═══ DATA FOR ANALYSIS

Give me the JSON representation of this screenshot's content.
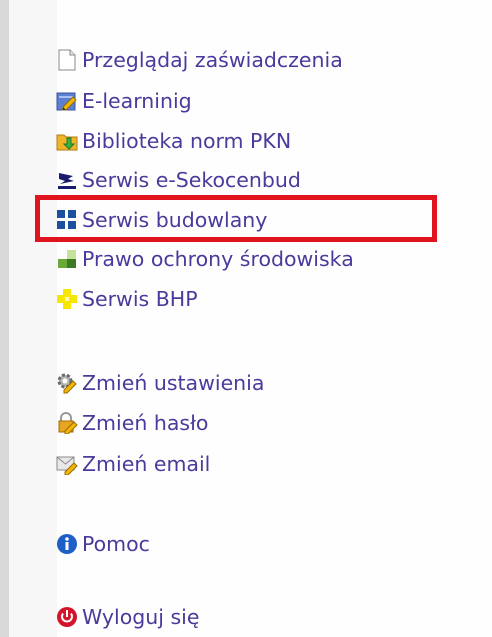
{
  "menu": {
    "items": [
      {
        "label": "Przeglądaj zaświadczenia",
        "icon": "document-icon"
      },
      {
        "label": "E-learninig",
        "icon": "edit-pencil-icon"
      },
      {
        "label": "Biblioteka norm PKN",
        "icon": "folder-download-icon"
      },
      {
        "label": "Serwis e-Sekocenbud",
        "icon": "sekocenbud-logo-icon"
      },
      {
        "label": "Serwis budowlany",
        "icon": "blue-squares-icon"
      },
      {
        "label": "Prawo ochrony środowiska",
        "icon": "green-squares-icon"
      },
      {
        "label": "Serwis BHP",
        "icon": "yellow-squares-icon"
      },
      {
        "label": "Zmień ustawienia",
        "icon": "settings-pencil-icon"
      },
      {
        "label": "Zmień hasło",
        "icon": "lock-pencil-icon"
      },
      {
        "label": "Zmień email",
        "icon": "envelope-pencil-icon"
      },
      {
        "label": "Pomoc",
        "icon": "info-icon"
      },
      {
        "label": "Wyloguj się",
        "icon": "power-icon"
      }
    ]
  },
  "highlight": {
    "target": "Serwis budowlany",
    "color": "#e0141e"
  },
  "colors": {
    "link": "#4a3a9c",
    "background": "#ffffff",
    "strip": "#d9d9d9"
  }
}
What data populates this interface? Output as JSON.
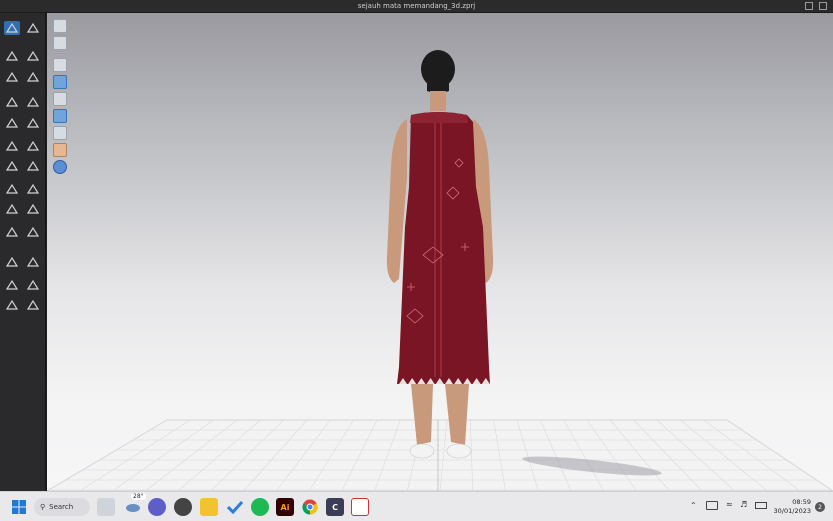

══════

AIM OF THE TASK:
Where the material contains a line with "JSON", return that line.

RESULT FOR THIS TASK:
Give me the JSON representation of this screenshot's content.
What data populates this interface? Output as JSON.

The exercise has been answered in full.